Papermaster's involvement in IBM's integration and values team (IVT), a group of more than 300 senior managers, was also a basis for the lawsuit. That group is responsible for IBM's most significant and challenging issues, according to court documents.
"The confidential information to which Mr. Papermaster has become privy based on his membership in the IVT and employment with the company represents the product of IBM's substantial investment in research and innovation and is critical to IBM's competitive success," court documents said.
At the core of the litigation was Apple's acquisition of P.A. Semi.
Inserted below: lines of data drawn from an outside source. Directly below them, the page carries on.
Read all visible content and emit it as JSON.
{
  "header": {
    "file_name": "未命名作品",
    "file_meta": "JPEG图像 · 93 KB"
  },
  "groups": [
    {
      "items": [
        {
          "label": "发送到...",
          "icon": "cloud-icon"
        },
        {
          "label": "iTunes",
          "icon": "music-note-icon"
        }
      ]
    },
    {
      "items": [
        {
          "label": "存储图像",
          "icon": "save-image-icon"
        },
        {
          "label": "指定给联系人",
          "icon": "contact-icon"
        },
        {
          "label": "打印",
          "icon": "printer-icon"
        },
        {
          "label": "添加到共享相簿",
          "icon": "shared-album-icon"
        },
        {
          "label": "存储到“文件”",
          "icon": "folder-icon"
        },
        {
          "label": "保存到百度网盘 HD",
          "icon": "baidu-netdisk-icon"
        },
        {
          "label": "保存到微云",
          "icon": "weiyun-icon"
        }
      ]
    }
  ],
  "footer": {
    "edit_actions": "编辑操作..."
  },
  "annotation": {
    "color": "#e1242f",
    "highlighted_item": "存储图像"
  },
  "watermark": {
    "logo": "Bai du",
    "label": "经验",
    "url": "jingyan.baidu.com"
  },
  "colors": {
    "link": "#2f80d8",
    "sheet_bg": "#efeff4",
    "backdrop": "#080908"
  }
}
Apple was not previously considered an IBM competitor, but buying P.A. Semi last year changed that.
Analysts are speculating that the settlement between IBM and Papermaster means Papermaster agreed to respect confidentiality agreements with IBM.
"We saw what IBM's concerns were, but ... the fact that they resolved this meant that they were able to figure out and respond to confidentiality agreements," said technology analyst Michael Gartenberg.
With the litigation settled, Papermaster will focus on growing Apple's iPhone and iPod businesses. His employment comes at a time when there is attention on Jobs, his health, and the stability of the company if he should leave.
"This is more about day-to-day operations and about the people who design, build and bring the product to market beyond the function of the CEO," Gartenberg said. "It is the point that there are people like this out there who have the skills to create and innovate these products moving forward. Apple is able to attract real senior talent like this, and this will set the stage for its next wave of innovation."
With the iPhone and the iPhone 3G as well as the iPod selling well, the question is whether Apple can continue innovating on those devices.
"I am sure innovation is not over; it can't be over," said Gartner analyst Carolina Milanesi. "As (Apple) mentioned on the earnings call, they are still way ahead of their competition as far as usability, but this must not stop them from continuing to innovate, and I do not think it will. On the iPhone, specifically, there is more they can do from a form factor point of view."